Issue #24: The Neoliberal Coup
Articles on the Coup in Brazil, on the current terms of artistic production, and on defamiliarization.
Inside the issue
The neoliberal program includes: a) the drastic reduction of the federal budget, with a direct impact on social welfare, education, public health, and research spending, a.k.a. “the death budget”; b) labor legislation reform, removing or weakening many of the longstanding protections enjoyed by Brazilian workers and, under the guise of creating “flexible” labor relations, undermining the country’s trade-union movement; and c) social security reform, imposing stricter and longer work requirements, which, given the current and past employment structure would make full retirement unattainable for large sectors of Brazil’s working class.
In Brazil, the first decade of the twenty-first century was characterized by a successful but moderate reformist program spearheaded by its president from 2003-2010, Luiz Inácio Lula da Silva, universally known as Lula. His successor hoped to accelerate the project on the wings of a Rooseveltian dream: to create “in just the space of a few years” a country in which the majority could lead “recognizably similar and remarkably decent material lives.” What happened?
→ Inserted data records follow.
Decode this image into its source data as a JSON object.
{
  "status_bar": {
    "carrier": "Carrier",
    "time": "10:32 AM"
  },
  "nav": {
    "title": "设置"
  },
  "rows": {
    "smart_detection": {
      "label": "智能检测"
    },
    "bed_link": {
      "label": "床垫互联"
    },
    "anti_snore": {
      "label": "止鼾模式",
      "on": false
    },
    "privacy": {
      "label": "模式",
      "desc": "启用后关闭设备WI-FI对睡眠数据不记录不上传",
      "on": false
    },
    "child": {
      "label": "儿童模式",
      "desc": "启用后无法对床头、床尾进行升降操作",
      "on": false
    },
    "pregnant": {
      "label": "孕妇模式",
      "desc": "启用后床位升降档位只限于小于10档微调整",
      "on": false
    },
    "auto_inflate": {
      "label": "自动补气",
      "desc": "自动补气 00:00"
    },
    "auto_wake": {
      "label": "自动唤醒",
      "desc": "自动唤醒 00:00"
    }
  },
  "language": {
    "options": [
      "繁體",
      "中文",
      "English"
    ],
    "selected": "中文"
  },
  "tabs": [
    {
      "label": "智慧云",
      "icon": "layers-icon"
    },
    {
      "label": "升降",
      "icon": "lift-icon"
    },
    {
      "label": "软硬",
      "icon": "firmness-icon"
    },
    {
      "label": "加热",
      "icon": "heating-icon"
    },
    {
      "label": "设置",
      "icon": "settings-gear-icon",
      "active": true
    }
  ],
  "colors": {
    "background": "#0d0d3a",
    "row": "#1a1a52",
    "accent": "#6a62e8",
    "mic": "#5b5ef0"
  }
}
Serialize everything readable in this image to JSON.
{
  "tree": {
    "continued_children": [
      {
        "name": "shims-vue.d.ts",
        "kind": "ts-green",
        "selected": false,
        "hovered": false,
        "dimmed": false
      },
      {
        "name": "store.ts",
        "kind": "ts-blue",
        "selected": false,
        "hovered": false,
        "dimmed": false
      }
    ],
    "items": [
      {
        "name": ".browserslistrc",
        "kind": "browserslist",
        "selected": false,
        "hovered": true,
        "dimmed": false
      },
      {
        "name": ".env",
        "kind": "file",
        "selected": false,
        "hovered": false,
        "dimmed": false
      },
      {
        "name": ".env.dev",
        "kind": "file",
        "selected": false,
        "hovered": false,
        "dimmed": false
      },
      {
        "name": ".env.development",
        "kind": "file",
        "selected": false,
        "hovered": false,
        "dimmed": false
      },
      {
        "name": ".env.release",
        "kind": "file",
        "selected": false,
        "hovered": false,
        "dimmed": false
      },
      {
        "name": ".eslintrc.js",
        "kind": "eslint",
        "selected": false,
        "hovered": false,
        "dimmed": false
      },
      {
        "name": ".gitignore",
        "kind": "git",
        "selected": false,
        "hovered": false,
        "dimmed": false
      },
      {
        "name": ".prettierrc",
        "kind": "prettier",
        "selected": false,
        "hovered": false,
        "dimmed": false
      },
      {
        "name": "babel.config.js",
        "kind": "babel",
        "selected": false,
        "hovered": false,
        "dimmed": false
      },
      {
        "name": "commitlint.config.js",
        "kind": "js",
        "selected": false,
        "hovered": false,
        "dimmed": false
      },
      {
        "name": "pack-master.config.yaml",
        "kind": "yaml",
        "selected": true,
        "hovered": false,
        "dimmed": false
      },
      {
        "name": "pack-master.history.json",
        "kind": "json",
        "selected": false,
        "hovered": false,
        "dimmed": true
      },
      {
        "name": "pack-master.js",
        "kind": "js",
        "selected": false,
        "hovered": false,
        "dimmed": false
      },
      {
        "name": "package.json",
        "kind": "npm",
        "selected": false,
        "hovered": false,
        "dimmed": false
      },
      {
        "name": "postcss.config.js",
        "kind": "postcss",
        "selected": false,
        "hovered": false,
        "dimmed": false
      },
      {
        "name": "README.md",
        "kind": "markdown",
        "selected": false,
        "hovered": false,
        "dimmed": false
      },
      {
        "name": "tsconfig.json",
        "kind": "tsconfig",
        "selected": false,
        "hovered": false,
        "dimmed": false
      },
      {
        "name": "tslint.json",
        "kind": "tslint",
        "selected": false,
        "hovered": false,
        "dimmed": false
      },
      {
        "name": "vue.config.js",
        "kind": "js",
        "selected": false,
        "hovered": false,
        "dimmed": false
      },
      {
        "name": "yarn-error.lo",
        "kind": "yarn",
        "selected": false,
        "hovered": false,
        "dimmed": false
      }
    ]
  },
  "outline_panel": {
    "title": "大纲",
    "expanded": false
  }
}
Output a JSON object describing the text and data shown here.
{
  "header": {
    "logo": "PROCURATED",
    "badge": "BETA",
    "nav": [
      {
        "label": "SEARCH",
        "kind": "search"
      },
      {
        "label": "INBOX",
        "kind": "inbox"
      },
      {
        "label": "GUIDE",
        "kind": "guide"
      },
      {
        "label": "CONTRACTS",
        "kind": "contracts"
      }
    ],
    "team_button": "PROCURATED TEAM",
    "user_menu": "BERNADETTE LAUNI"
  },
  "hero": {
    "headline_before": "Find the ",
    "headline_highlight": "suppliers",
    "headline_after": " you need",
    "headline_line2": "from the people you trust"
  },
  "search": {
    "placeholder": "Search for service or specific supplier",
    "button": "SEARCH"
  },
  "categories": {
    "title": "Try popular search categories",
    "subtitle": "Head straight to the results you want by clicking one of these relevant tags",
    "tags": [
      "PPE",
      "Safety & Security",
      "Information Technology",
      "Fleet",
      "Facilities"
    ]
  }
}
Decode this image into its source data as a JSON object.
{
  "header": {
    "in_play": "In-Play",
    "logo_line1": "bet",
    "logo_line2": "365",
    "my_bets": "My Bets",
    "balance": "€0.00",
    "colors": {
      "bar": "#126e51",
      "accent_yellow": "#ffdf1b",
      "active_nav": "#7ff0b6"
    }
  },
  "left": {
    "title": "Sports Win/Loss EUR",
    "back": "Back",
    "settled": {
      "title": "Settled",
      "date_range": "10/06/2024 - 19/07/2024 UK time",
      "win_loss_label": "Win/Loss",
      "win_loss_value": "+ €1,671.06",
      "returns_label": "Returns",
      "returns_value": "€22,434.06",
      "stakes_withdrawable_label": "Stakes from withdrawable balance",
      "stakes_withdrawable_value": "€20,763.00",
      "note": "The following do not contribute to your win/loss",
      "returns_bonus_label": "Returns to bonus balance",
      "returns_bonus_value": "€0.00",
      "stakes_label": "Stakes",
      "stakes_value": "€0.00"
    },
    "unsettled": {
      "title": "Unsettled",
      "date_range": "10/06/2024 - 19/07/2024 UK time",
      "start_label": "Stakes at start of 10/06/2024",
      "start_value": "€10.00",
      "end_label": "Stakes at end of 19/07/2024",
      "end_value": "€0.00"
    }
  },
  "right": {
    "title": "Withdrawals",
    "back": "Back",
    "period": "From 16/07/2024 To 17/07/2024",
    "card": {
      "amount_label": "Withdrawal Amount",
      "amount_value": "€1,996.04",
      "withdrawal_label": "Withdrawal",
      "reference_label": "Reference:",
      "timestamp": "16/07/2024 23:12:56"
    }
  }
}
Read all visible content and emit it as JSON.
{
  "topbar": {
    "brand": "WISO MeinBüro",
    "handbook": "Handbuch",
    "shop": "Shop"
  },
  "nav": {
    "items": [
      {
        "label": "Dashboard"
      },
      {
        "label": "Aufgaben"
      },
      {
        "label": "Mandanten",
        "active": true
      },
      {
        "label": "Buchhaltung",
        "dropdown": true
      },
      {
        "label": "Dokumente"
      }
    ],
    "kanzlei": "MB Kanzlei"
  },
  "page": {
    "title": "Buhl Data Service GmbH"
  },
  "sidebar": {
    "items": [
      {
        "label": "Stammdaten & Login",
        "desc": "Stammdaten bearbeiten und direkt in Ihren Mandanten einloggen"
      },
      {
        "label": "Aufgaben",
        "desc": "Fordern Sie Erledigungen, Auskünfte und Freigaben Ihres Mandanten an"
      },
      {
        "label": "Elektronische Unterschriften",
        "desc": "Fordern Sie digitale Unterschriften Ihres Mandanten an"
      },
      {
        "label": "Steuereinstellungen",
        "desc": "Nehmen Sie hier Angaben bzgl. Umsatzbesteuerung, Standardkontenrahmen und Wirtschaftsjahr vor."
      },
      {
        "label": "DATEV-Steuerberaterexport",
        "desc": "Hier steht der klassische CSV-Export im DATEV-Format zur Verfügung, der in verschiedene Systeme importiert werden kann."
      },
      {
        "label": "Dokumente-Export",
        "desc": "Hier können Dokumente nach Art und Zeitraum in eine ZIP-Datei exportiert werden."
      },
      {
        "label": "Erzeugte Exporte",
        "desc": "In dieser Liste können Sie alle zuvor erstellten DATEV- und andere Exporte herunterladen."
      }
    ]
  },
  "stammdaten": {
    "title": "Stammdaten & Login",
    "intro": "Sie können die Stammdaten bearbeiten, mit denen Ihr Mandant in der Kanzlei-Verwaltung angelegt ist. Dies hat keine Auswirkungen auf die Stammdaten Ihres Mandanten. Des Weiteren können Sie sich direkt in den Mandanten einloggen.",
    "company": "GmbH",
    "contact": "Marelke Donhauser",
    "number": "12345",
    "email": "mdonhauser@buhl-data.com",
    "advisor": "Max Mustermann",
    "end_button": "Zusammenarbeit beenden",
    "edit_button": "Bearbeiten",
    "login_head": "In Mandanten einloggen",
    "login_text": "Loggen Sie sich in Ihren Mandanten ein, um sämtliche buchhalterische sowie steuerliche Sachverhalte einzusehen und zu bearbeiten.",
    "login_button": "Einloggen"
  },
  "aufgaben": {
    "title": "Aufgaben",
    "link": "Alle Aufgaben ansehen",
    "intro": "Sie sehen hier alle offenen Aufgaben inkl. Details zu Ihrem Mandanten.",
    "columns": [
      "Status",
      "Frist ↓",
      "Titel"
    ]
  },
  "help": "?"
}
There is, finally, one more reason why only a unified front of Old and New Left may be successful in countering both neoliberalism and populism within parliamentary politics. An important—I’d say even the largest—part of progressive political mobilization is nowadays done by women. At least that is the situation in Poland. It is obvious that women would not give up women’s causes and fight just for redistribution under the banners of the Old Left. We do not need, however, to treat this as a limitation or predicament. As a matter of fact, the women’s struggle is undoubtedly the biggest and the most important single positive factor in contemporary Polish politics, a fact that was very well epitomized in autumn 2016 by the so called Black March and women’s strike in opposition to the possibility of further restrictions on a Polish abortion law that is already one of the most restrictive in the EU.
The aim is to revive the concept of defamiliarization by showing that it has nothing to do with the Innocent Eye and to propose a new interpretation of it in terms of distributed attention. This reinterpreted concept of defamiliarization can be useful for contemporary post-formalist accounts of the history of vision, imagination, and visual attention.
As artist and urbanist, Theaster Gates is his own patron, his own institution, his own LLC. He is start-up and content creator combined. Though artists have long engaged in corporate parodies, Gates goes beyond the twee anarcho-entrepreneurship of the Bernadette Corporation or the politicized media takeovers of the Yes Men. He creates new art spaces as anchor institutions in blighted blocks. His works propel white creative types to penetrate black areas of the city formerly unknown to them. His renown encourages art tourists to travel beyond the usual downtown museum circuit. But Gates does not draw attention with mural paintings or large public sculptures. Gates’ artwork is, simply, real estate. And there is real money at stake.